→ **SOURCE DATA**:
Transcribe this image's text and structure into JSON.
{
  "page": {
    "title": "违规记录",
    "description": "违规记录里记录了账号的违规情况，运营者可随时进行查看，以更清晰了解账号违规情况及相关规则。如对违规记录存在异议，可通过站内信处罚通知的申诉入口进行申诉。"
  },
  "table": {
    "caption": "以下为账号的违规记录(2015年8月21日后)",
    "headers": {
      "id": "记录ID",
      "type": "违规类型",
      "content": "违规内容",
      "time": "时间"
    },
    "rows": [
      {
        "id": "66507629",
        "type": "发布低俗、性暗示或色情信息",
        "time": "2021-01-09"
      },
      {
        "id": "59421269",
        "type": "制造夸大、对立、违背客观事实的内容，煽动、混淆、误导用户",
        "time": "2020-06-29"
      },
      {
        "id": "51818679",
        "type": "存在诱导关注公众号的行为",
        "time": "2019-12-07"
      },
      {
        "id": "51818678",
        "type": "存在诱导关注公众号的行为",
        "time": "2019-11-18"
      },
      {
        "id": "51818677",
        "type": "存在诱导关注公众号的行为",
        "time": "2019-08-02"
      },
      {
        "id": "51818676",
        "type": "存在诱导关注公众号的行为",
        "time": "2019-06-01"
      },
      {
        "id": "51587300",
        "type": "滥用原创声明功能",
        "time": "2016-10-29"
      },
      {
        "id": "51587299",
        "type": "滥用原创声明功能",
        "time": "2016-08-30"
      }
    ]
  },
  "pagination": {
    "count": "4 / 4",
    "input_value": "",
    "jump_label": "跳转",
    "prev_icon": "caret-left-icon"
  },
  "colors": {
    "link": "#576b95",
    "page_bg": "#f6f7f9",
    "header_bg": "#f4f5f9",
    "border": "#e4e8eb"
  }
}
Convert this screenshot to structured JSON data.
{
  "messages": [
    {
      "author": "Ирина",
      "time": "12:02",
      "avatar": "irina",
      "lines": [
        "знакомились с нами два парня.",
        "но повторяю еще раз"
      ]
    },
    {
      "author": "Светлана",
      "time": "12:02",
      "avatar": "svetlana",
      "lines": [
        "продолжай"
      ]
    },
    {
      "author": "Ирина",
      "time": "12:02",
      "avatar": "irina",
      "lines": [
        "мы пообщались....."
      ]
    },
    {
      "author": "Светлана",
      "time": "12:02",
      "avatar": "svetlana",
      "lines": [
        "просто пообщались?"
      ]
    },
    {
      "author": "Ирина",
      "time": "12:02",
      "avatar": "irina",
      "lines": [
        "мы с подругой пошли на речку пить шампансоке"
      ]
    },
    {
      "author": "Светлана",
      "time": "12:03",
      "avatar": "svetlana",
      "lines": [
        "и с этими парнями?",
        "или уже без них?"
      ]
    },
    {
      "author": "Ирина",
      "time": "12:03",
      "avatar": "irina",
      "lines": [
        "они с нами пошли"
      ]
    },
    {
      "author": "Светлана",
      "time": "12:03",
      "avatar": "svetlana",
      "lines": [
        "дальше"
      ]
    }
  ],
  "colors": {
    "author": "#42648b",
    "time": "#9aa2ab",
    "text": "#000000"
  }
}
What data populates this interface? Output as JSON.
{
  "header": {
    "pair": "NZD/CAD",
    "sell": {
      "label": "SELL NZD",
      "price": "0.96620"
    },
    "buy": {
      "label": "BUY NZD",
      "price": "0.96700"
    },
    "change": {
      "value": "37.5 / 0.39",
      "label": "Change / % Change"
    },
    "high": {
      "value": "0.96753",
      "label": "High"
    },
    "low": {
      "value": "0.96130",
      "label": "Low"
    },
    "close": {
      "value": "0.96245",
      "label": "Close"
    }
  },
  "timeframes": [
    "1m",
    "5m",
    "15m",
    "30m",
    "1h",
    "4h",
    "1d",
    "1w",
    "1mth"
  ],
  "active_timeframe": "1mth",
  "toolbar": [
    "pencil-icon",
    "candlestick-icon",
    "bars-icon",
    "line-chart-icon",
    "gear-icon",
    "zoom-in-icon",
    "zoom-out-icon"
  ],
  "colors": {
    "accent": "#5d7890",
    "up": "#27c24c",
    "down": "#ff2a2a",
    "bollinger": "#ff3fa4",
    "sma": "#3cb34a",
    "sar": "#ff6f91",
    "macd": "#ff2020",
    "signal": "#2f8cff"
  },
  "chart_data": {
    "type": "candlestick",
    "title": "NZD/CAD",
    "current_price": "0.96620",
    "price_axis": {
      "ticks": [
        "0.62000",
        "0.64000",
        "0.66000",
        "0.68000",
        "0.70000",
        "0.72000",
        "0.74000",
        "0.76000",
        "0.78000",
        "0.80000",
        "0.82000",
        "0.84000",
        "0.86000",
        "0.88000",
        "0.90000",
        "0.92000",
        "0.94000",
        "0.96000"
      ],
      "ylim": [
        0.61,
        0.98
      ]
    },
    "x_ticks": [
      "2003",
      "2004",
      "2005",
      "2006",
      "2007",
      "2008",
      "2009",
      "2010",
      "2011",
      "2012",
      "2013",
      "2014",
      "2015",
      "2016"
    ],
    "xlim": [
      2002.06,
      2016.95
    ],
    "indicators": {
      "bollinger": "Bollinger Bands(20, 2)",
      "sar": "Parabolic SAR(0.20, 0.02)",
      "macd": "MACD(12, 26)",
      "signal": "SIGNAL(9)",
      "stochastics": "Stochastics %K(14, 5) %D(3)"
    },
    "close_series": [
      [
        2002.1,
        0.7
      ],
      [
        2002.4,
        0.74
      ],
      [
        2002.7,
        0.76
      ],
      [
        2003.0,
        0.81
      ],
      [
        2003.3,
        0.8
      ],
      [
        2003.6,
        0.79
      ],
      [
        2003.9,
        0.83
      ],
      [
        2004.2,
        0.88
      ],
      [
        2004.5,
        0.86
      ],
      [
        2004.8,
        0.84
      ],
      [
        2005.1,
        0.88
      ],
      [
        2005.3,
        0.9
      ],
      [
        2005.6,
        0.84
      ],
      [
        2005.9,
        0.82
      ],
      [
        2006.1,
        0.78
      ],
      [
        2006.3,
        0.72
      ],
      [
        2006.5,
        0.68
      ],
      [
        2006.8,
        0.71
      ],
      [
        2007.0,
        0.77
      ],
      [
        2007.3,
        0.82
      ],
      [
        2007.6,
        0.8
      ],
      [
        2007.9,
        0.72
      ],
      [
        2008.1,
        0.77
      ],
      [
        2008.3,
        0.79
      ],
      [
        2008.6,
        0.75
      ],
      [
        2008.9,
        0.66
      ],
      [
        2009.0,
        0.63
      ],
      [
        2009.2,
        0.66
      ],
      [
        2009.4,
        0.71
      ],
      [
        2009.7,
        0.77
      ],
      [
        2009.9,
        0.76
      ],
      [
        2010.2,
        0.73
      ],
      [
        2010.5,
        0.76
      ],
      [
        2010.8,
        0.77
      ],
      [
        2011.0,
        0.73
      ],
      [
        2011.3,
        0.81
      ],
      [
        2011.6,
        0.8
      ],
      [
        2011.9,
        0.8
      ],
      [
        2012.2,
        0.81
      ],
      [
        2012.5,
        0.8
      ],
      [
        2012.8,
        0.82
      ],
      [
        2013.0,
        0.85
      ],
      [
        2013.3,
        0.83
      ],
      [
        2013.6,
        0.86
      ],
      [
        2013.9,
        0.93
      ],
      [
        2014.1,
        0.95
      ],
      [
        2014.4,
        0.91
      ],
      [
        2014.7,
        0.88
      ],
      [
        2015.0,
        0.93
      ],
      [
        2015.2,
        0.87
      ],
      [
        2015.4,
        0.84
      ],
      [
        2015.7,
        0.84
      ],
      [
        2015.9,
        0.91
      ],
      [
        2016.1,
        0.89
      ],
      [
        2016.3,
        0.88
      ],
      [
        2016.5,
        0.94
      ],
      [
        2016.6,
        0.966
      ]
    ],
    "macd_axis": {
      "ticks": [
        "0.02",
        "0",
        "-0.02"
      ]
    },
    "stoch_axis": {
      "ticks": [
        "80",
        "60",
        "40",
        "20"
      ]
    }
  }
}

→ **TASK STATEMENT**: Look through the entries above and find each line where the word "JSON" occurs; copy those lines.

→ **TASK RESPONSE**:
Transcribe this image's text and structure into JSON.
Convert this screenshot to structured JSON data.
What data populates this interface? Output as JSON.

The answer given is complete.